— Residents of Wildwood and other West County locations made it their priority  to organize a food and water drive for the policemen who were moving all their heavy military surplus equipment into Ferguson to put down the protests. According to a police spokesperson, this effort to express appreciation for police efforts to shut down the turmoil as forcibly as possible rendered the police “ecstatic.”

— St. Louis Cardinals fans really showed their colors when they responded to peaceful protesters at Monday night’s game:

At one point, an older white man starts yelling at the protesters, shouting, “That’s right! If they’d be working, we wouldn’t have this problem!” Then, the Cardinals fans begin chanting “Let’s go Cardinals!” which morphs into “Let’s go Darren!” referring to Darren Wilson, the police officer who fatally shot Brown.

Later on in the video, a woman shouts, “We’re the ones who gave all y’all the freedoms that you have!” which is a tidy way of identifying with slavers and Abraham Lincoln at the same time, covered in a thick layer of modern racism.

— There have also been more refined expressions of distaste for activists’ efforts to keep the issues surrounding Michael Brown’s death alive. SMP’s Michael Bersin wrote about the events at the St. Louis symphony Saturday night when a group of symphony goers inserted a “Requium for Mike Brown” before the beginning of the second act of the Brahms Requiem. According to Bersin, “they pulled this off perfectly,” and the audience was mostly sympathetic. No doubt. However, nothing is perfect and in this morning’s St. Louis Post-Dispatch “Letters” section, genteel disapprobation of what the letter writer evidently deemed an unseemly disruption reared its head:

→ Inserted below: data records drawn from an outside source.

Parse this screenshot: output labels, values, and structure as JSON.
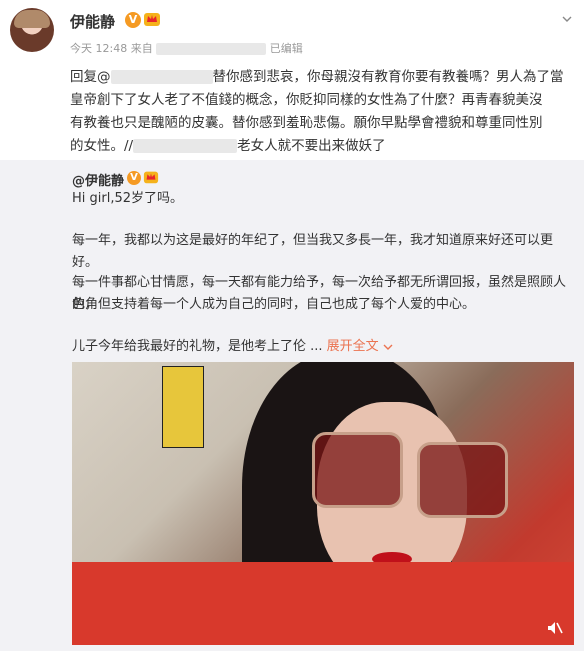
{
  "post": {
    "username": "伊能静",
    "time": "今天 12:48",
    "from_prefix": "来自",
    "edited": "已编辑",
    "reply_prefix": "回复@",
    "reply_line1": "替你感到悲哀，你母親沒有教育你要有教養嗎？男人為了當",
    "reply_line2": "皇帝創下了女人老了不值錢的概念，你貶抑同樣的女性為了什麼？再青春貌美沒",
    "reply_line3": "有教養也只是醜陋的皮囊。替你感到羞恥悲傷。願你早點學會禮貌和尊重同性別",
    "reply_line4_a": "的女性。//",
    "reply_line4_b": "老女人就不要出来做妖了"
  },
  "retweet": {
    "username": "@伊能静",
    "line1": "Hi girl,52岁了吗。",
    "line2": "每一年，我都以为这是最好的年纪了，但当我又多長一年，我才知道原来好还可以更好。",
    "line3": "每一件事都心甘情愿，每一天都有能力给予，每一次给予都无所谓回报，虽然是照顾人的角",
    "line4": "色，但支持着每一个人成为自己的同时，自己也成了每个人爱的中心。",
    "line5": "儿子今年给我最好的礼物，是他考上了伦 ...",
    "expand": "展开全文"
  },
  "icons": {
    "verified": "verified-v-icon",
    "member": "member-crown-icon",
    "menu": "chevron-down-icon",
    "mute": "mute-icon"
  },
  "colors": {
    "accent": "#eb7350",
    "badge": "#f59a23",
    "retweet_bg": "#f2f2f5"
  }
}
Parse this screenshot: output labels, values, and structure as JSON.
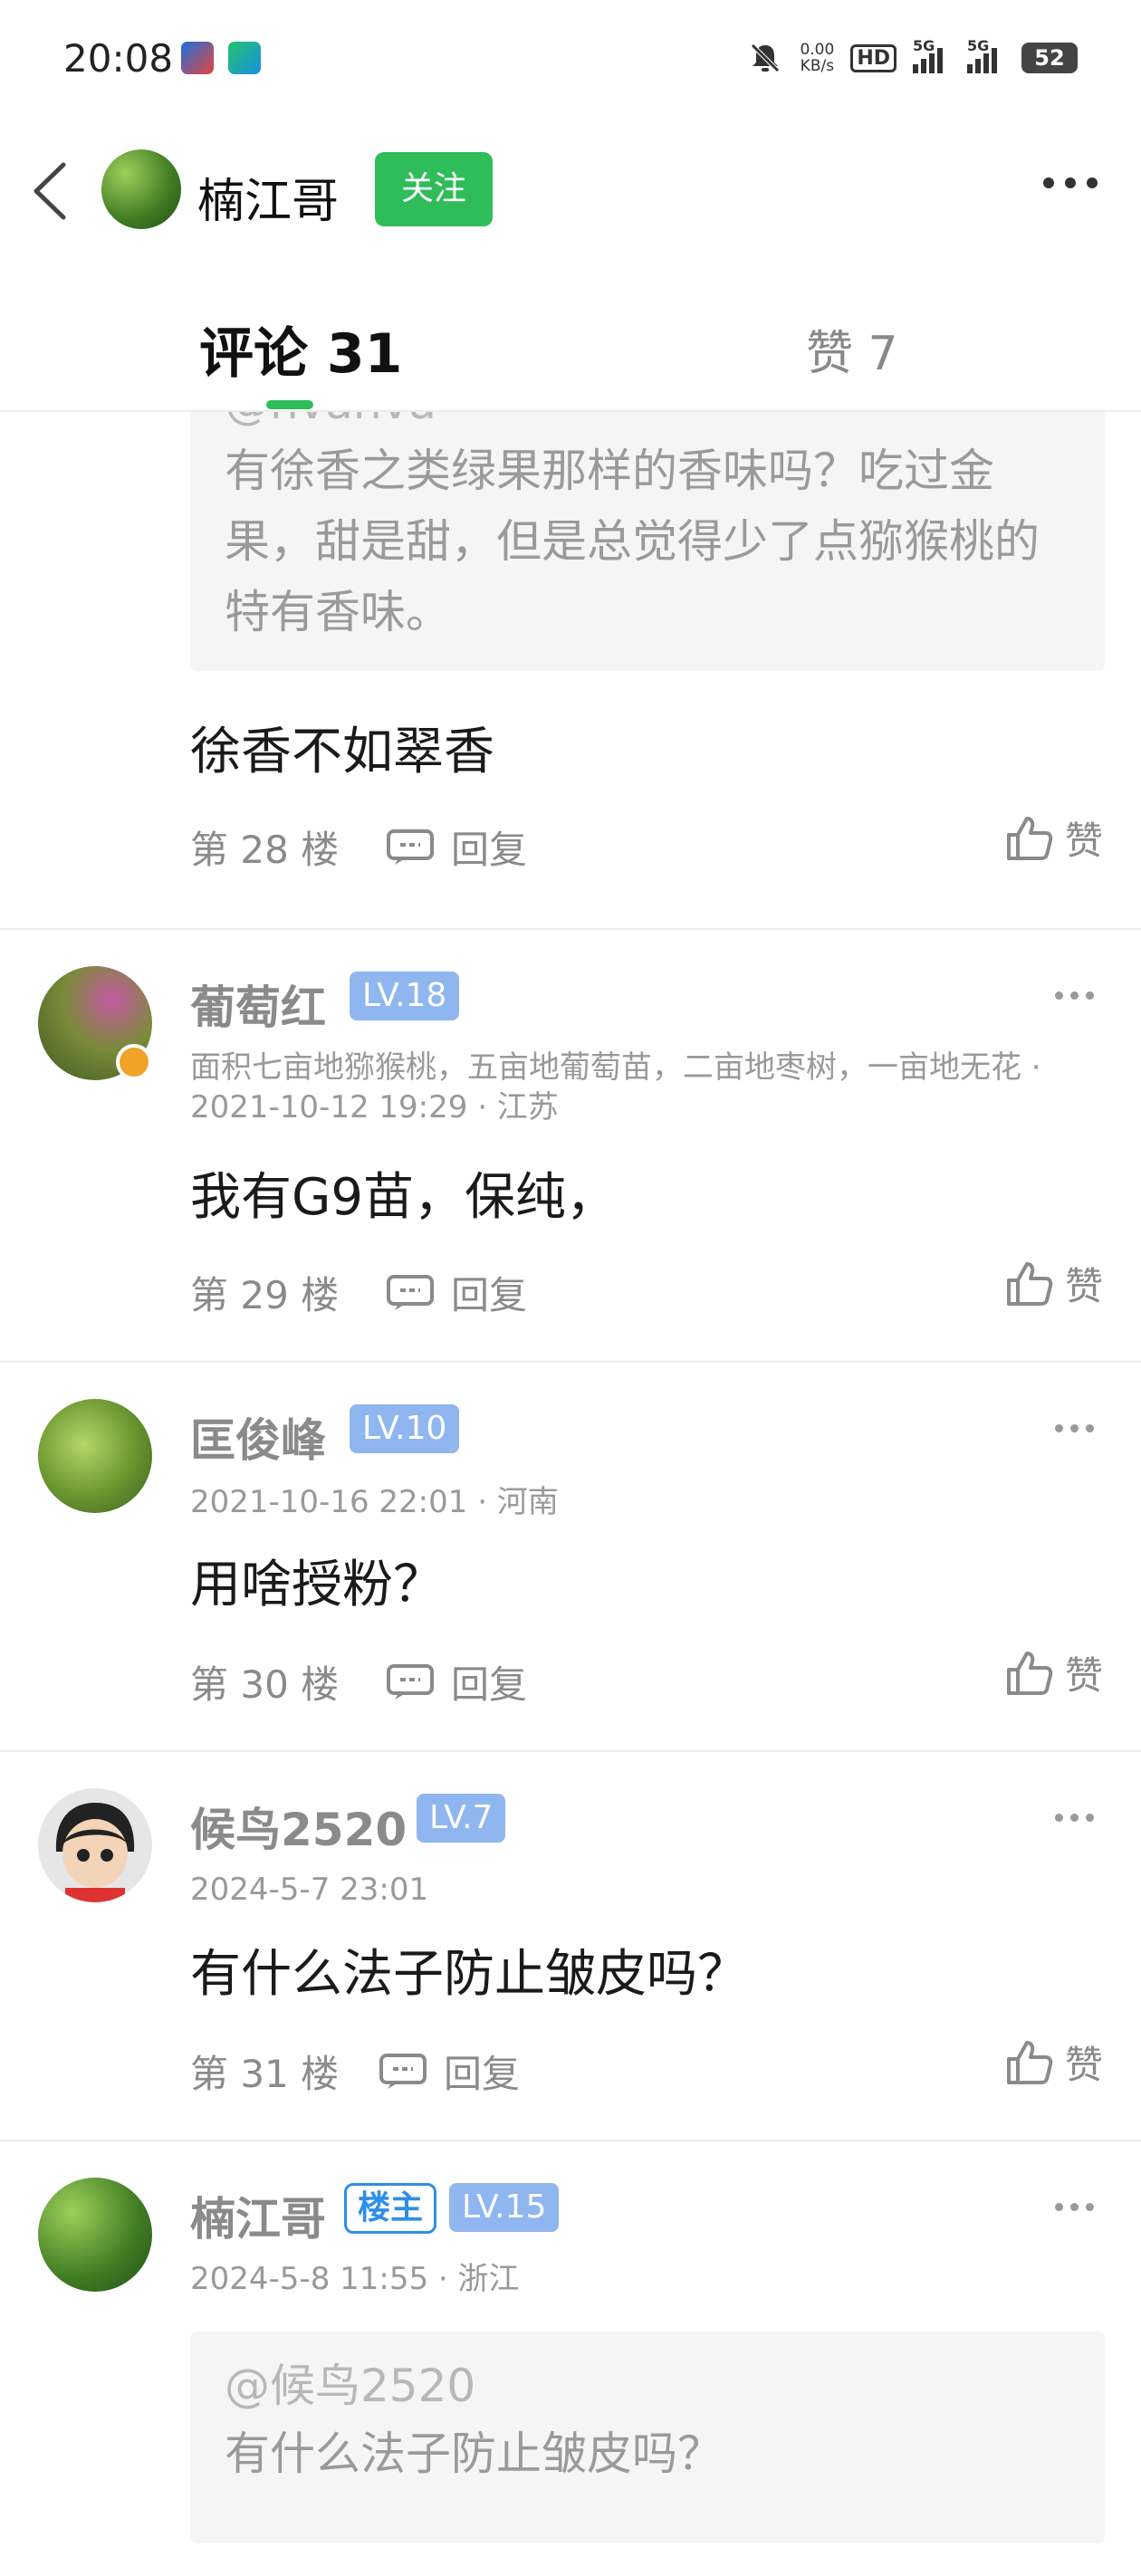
{
  "status_bar": {
    "time": "20:08",
    "net_speed_value": "0.00",
    "net_speed_unit": "KB/s",
    "hd_label": "HD",
    "signal1": "5G",
    "signal2": "5G",
    "battery": "52",
    "icons": [
      "app-icon",
      "app-icon",
      "mute-icon",
      "signal-icon",
      "signal-icon",
      "battery-icon"
    ]
  },
  "header": {
    "user_name": "楠江哥",
    "follow_label": "关注"
  },
  "tabs": {
    "comments_label": "评论 31",
    "likes_label": "赞 7"
  },
  "comments": [
    {
      "quote_user": "@hvanva",
      "quote_text": "有徐香之类绿果那样的香味吗？吃过金果，甜是甜，但是总觉得少了点猕猴桃的特有香味。",
      "text": "徐香不如翠香",
      "floor": "第 28 楼",
      "reply_label": "回复",
      "like_label": "赞"
    },
    {
      "user": "葡萄红",
      "level": "LV.18",
      "meta": "面积七亩地猕猴桃，五亩地葡萄苗，二亩地枣树，一亩地无花 · 2021-10-12 19:29 · 江苏",
      "text": "我有G9苗，保纯，",
      "floor": "第 29 楼",
      "reply_label": "回复",
      "like_label": "赞"
    },
    {
      "user": "匡俊峰",
      "level": "LV.10",
      "meta": "2021-10-16 22:01 · 河南",
      "text": "用啥授粉？",
      "floor": "第 30 楼",
      "reply_label": "回复",
      "like_label": "赞"
    },
    {
      "user": "候鸟2520",
      "level": "LV.7",
      "meta": "2024-5-7 23:01",
      "text": "有什么法子防止皱皮吗？",
      "floor": "第 31 楼",
      "reply_label": "回复",
      "like_label": "赞"
    },
    {
      "user": "楠江哥",
      "owner_badge": "楼主",
      "level": "LV.15",
      "meta": "2024-5-8 11:55 · 浙江",
      "quote_user": "@候鸟2520",
      "quote_text": "有什么法子防止皱皮吗？"
    }
  ],
  "colors": {
    "accent_green": "#2ebd59",
    "level_badge": "#8fb6ef",
    "owner_badge": "#2f8ee8"
  }
}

Is Powell Hall a proper venue for a protest? I assume the protesters bought tickets for this opportunity to have their voices heard. What comes next? Can we expect such events to happen at the art museum? At Circus Flora? At a school graduation? The experience saddened me profoundly. Just like the Ferguson situation, I was left tensely unresolved.

Imagine. A man was murdered, his shooter is very unlikely to be punished, and this individual is horrified that he/she had to sit “rigidly for what felt like an eternity” during the brief protest. If he/she was left “tensely unresolved,” as opposed to as blandly indifferent as his letter implies he wishes to be, then it’s high time that the protest has invaded this refuge for well-off St. Louisians.

You want to know what is behind the events in Ferguson, read the list above and think about what it implies about the St. Louis zeitgeist. While folks do mostly get along, I suppose, it’s also true that things are not always just what they seem to be at the surface. The water can get mighty dirty when we start fishing in the depths.

* Last sentence of last paragraph and last sentence of 4th paragraph edited for clarity and style.